The franchise sector is expected to grow faster than the broader economy this year, despite concerns about government regulation and health care, according to analysis released today by the International Franchise Association.
Job growth is expected to increase 1.9 percent in 2013, still below the 3.7 percent average growth seen in the pre-recession years of 2001 to 2005, but stronger than the 1.6 percent growth expected for the broader economy, according to the IFA's 3rd Quarter Franchise Forecast for 2013 and Annual Franchise Business Survey.
The sector is "expected to start twice the amount of new businesses than the economy as whole in 2013," Steve Caldeira, president and chief executive of the IFA, said in a statement. In the past year and a half, the franchise sector has accounted for roughly 10 percent of all new jobs.
The franchise sector is expected to see more growth than it has in the last three years. Job growth and establishment growth are each expected to rise 0.6 percent this year from the post-recession average. Economic output, meanwhile, is not expected to pick up by the end of 2013.
For franchisors, 2014 represents a chance for economic output to begin to flourish. Seventy-six percent of franchisors expect business to be better in 2014. Additionally, 56 percent plan to hire in 2014, up from 48 percent a year ago.
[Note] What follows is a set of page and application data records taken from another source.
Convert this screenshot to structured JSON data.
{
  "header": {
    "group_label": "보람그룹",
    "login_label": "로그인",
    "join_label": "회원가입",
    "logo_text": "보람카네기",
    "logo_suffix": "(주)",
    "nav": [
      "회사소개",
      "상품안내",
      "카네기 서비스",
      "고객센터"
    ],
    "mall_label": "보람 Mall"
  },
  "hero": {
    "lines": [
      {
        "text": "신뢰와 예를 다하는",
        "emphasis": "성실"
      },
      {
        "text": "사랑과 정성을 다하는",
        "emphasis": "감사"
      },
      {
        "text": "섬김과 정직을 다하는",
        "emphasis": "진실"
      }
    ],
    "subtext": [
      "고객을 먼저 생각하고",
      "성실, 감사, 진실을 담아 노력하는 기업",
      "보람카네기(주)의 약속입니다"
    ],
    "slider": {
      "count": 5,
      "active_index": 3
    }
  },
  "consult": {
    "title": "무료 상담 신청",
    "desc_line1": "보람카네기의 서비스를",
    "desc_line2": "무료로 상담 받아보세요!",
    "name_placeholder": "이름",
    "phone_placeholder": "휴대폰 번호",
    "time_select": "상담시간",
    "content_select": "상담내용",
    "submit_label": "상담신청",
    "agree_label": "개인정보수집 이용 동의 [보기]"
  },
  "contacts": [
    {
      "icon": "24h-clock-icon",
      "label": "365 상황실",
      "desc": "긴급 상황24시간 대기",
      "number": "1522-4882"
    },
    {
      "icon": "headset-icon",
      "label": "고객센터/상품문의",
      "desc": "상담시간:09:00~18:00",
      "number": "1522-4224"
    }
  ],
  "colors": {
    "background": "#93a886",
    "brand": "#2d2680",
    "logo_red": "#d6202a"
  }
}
Franchisees lack this optimism. Only 31 percent expect business to be better in 2013. While over half plan to hire in 2014, 54 percent plan to reduce full-time staff.
The reduction of full-time staff is reportedly linked to the Affordable Care Act, or Obamacare. Of the business owners surveyed in the report, most listed health care and government regulation as their top concerns. One participant is quoted in the report as saying, “Government regulations, the complicated tax code, and mandatory health care will bring a halt to the small businesses of America.”
For franchisors, the main concern is sales closely trailed by health care and government regulation. Twenty percent of franchisors reported sales as the point of highest concern, 19 percent listed health care as the top concern and another 19 percent cited government regulations.